Microsoft just released to manufacturing System Center Data Protection Manager (DPM) 2007 and the company expects it to be generally available in November. I had the opportunity to chat with Jason Buffington, senior technical product manager of DPM & Storage for Microsoft, prior to the DPM 2007 release to manufacturing (RTM).

Needless to say, I can't address all the ins and outs of DPM 2007 in this short editorial. I encourage you to take advantage of the resources offered in the DPM learning path "Protecting Your Data Records" at http://www.microsoft.com/technet/security/learning/dataprotection.mspx. You'll also want to check out Jason's blog at http://blogs.technet.com/jbuff/, especially the technical information found at http://blogs.technet.com/jbuff/archive/tags/SQL+Server/default.aspx.
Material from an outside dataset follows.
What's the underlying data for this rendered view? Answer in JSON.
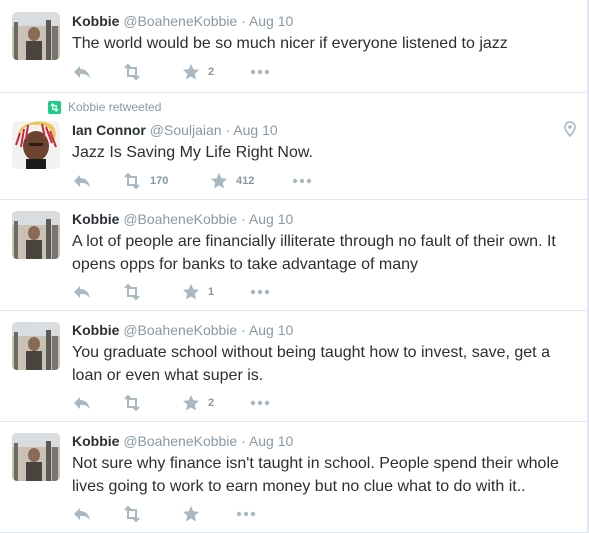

The blog information is especially nice in that it provides some deep internals information about how DPM 2007 works, and also provides some solid information comparing and contrasting DPM 2007 to other Microsoft technologies that map to data protection in various ways, including replication and mirroring. Jason stressed the fact that most Microsoft technologies, such as SQL Server and Exchange, have existing "availability" technology. DPM 2007 enhances rather than replaces these features. So I encourage you to read Jason's blog to better understand how DPM 2007 fits into your data protection landscape. Here are a few thoughts and comments based on my conversation with Jason.

Microsoft finally has an offering that lets customers manage their backup and restore infrastructure with tight integration for tape and disk storage. Historically, many customers have had to rely on a mix of third-party products. Third-party products have their role, and will always add value in various ways. However, it’s nice that customers might finally have the option to rely solely on Microsoft products.

If you're been reading my editorials lately, you know that I've been pondering where the lines begin and end on the backend with respect to operations and administration. Does a SharePoint expert manage the underlying SQL Server databases? Does a SQL Server DBA manage SharePoint? I love the fact DPM 2007 inherently understands all of the core server technologies in the Microsoft arsenal. It's nice that an administrator can use a single tool to protect data. It's even lovelier that DPM 2007 supports the ability to treat data from different sources as part as the same "protection group." For example, if my accounting team uses SharePoint, OS files, and SQL Server databases as part of their core functionality, and I want to restore my "accounting team" to a single consistent point in time, DPM 2007 can handle that for me. That's sweet.

A picture is worth a thousand words. It's impossible for me to do justice to the DPM 2007 interface in a few short words. I will say that Jason walked me through a LiveMeeting demo of a few common backup, restore, and protection scenarios of interest to the SQL Server community. The interface was wonderfully intuitive, making it easy to do complex backup and recovery tasks without much fuss or muss.

DPM 2007 is WAN friendly. Imagine that you have a central office with several branch offices and each branch has a SQL Server. You could take an initial backup at each branch level, FedEx the tape to the central office, and restore the backup to create an initial baseline without having to pull the full database over the wire to create the initial backup. However, Jason tells me that some customers with offsite disaster recovery needs were able to pay for DPM simply through the reduction in fees for tape courier services because it let them meet their offsite recovery needs over the wire.

DPM 2007 is a complete disk-to-disk, disk-to-tape, and disk-to-disk-to-tape solution. Interestingly, you can even recover to tape. Huh? Why would you want to recover to tape? Let's say your Sarbanes-Oxley (SOX) auditors want a snapshot of your SQL Server from three weeks ago that spans a full backup, a differential backup, and several transaction log backups. DPM 2007 lets you recover the database to the consistent point in time you need, creating the database on tape for easy shipping to your auditors.

What's new from DPM 2007 CTP2? The main new features include individual document-level restore for SharePoint and enhanced functionality for supporting a bare-metal recovery of your servers if you need to start from hardware and work your way up the OS and application stack.

Historically, most enterprise and midmarket customers have had to rely on several third-party offerings to manage their SQL Server backup infrastructure. Historically, backup hasn't really been seen as the cool and sexy part of database management, not that the outside world considers database management to be hot and sexy to begin with. I think the current iteration of DPM 2007 is a large upgrade in functionality from prior Microsoft offerings. Realistically, many SQL Server customers will be able to standardize on DPM 2007 as their primary, and perhaps only, tool for managing backup and protection of SQL Server data. Is DPM 2007 cool and sexy? Beauty is in the eye of the beholder. Don't tell my wife, but DPM 2007 seems pretty hot to me.